“The board that I work under right now, one of the things that they want to bring to the area is affordable, moderate and low-income housing,” she said. “Whatever we need to do in order to do that, I mean, I’m willing and I know my board will support partnering with whoever to get that moderate to lower-income housing here, because there definitely is a need.”
Patsy Davis, longtime director of local social services agency Mountain Projects, said she’d love to pull together a project with multiple partners.
“United we’re stronger,” Davis said. “I like to work with nonprofits with the same mission.”
Much of the recent development in Waynesville and outlying areas doesn’t include affordable housing units, but rather consists mostly of workforce housing or market rate housing.
Although there’s a theory that building any new housing allows some people to “move up” thus creating vacancies in cheaper housing units, Davis doesn’t totally buy it.
“As new units come on the market, I haven’t seen it lessen the burden on those we serve,” she said. “I haven’t seen that as much as I would like to. I think that’s because we lose a lot to short term rentals.”
Right now, Davis said she’s working with the Givens Estate, an Asheville-based senior living community that developed the Great Laurels of Junaluska.
“They focus a lot on senior housing,” she said. “They bring so much knowledge and expertise. I’ve been partnering with them and trying to find some property.”

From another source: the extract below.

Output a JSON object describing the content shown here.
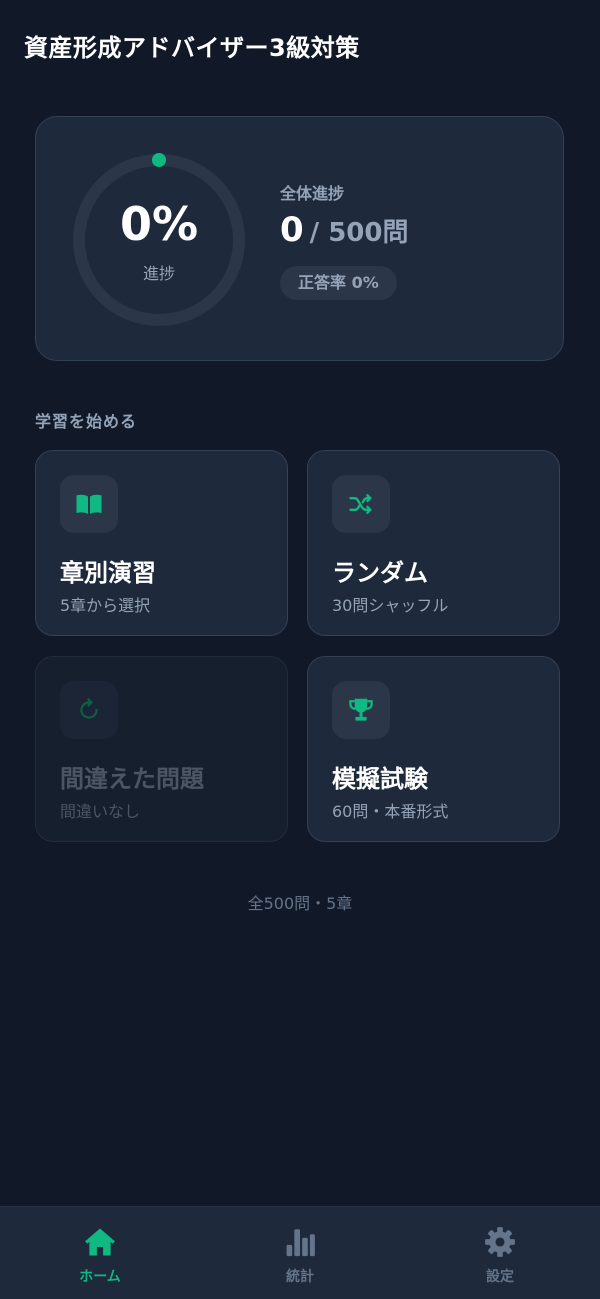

When she does, she’ll have the operating capital to help with construction costs. In January, an anonymous donor gifted Mountain Projects with a 137-acre tract in Panther Creek worth roughly $2 million.
Although the land isn’t exactly suitable for the higher-density type of development affordable housing developers need — it lacks sewer and water connections — the staggering act of generosity will still have a substantial impact on Davis’ work.
Two weeks ago, the land was sold. Davis didn’t disclose the arrangements, but did say that some of the purchase price would be owner-financed to ensure a steady stream of operating capital in the future.
Additionally, Davis said there are currently two pending applications in at the North Carolina Housing Finance Agency — the same entity that helped fund redevelopment of the historic Haywood Hospital into senior living apartments through tax credits.
Davis said she was encouraged by the progress being made to provide affordable housing in Haywood County, and that she’d welcome more cooperation between all the players in the affordable housing ecosystem to help move things along.
“There’s a lot happening,” she said. “It’s just not happening very fast.”